Data >>
┌──

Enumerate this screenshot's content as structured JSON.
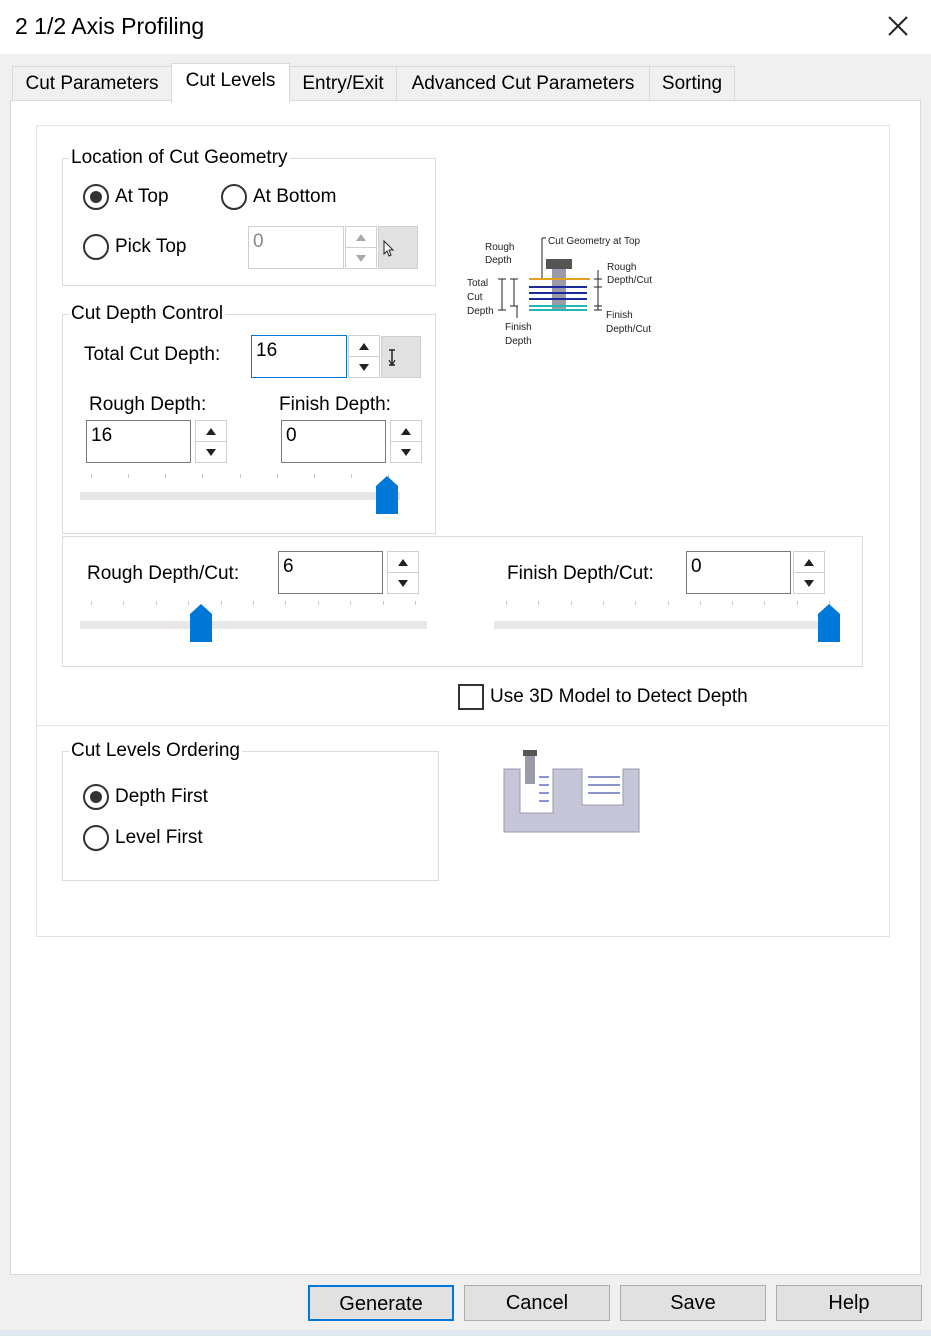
{
  "window": {
    "title": "2 1/2 Axis Profiling",
    "close_label": "×"
  },
  "tabs": [
    {
      "label": "Cut Parameters"
    },
    {
      "label": "Cut Levels"
    },
    {
      "label": "Entry/Exit"
    },
    {
      "label": "Advanced Cut Parameters"
    },
    {
      "label": "Sorting"
    }
  ],
  "active_tab": "Cut Levels",
  "location_group": {
    "title": "Location of Cut Geometry",
    "at_top": {
      "label": "At Top",
      "selected": true
    },
    "at_bottom": {
      "label": "At Bottom",
      "selected": false
    },
    "pick_top": {
      "label": "Pick Top",
      "selected": false
    },
    "pick_top_value": "0"
  },
  "depth_group": {
    "title": "Cut Depth Control",
    "total_label": "Total Cut Depth:",
    "total_value": "16",
    "rough_label": "Rough Depth:",
    "rough_value": "16",
    "finish_label": "Finish Depth:",
    "finish_value": "0",
    "depth_slider_position": 1.0
  },
  "per_cut_group": {
    "rough_label": "Rough Depth/Cut:",
    "rough_value": "6",
    "rough_slider_position": 0.34,
    "finish_label": "Finish Depth/Cut:",
    "finish_value": "0",
    "finish_slider_position": 1.0
  },
  "use_3d": {
    "label": "Use 3D Model to Detect Depth",
    "checked": false
  },
  "diagram": {
    "rough_depth": "Rough",
    "rough_depth_2": "Depth",
    "cut_geometry": "Cut Geometry at Top",
    "total": "Total",
    "cut": "Cut",
    "depth": "Depth",
    "rough_per_cut": "Rough",
    "rough_per_cut_2": "Depth/Cut",
    "finish_depth": "Finish",
    "finish_depth_2": "Depth",
    "finish_per_cut": "Finish",
    "finish_per_cut_2": "Depth/Cut"
  },
  "ordering_group": {
    "title": "Cut Levels Ordering",
    "depth_first": {
      "label": "Depth First",
      "selected": true
    },
    "level_first": {
      "label": "Level First",
      "selected": false
    }
  },
  "buttons": {
    "generate": "Generate",
    "cancel": "Cancel",
    "save": "Save",
    "help": "Help"
  }
}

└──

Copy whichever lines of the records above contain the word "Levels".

Task answer >>
      "label": "Cut Levels"
  "active_tab": "Cut Levels",
    "title": "Cut Levels Ordering",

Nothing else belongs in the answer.